[Activity]: Each line of the listing below should come back exactly as it is.

━━━━━━━━━━━━━━━━

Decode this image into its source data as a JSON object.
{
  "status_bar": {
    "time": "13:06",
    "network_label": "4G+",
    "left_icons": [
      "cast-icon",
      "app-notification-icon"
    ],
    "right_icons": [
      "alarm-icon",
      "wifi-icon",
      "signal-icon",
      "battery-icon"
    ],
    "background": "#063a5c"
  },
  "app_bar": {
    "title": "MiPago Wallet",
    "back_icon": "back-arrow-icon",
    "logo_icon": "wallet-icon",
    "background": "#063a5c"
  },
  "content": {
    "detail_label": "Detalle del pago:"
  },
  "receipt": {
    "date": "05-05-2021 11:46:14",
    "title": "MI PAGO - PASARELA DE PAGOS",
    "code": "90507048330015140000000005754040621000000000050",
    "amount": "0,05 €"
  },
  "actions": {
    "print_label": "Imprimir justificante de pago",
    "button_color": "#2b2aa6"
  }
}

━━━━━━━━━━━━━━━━

[Problem solution]:
Decode this image into its source data as a JSON object.
{
  "status_bar": {
    "time": "13:06",
    "network_label": "4G+",
    "left_icons": [
      "cast-icon",
      "app-notification-icon"
    ],
    "right_icons": [
      "alarm-icon",
      "wifi-icon",
      "signal-icon",
      "battery-icon"
    ],
    "background": "#063a5c"
  },
  "app_bar": {
    "title": "MiPago Wallet",
    "back_icon": "back-arrow-icon",
    "logo_icon": "wallet-icon",
    "background": "#063a5c"
  },
  "content": {
    "detail_label": "Detalle del pago:"
  },
  "receipt": {
    "date": "05-05-2021 11:46:14",
    "title": "MI PAGO - PASARELA DE PAGOS",
    "code": "90507048330015140000000005754040621000000000050",
    "amount": "0,05 €"
  },
  "actions": {
    "print_label": "Imprimir justificante de pago",
    "button_color": "#2b2aa6"
  }
}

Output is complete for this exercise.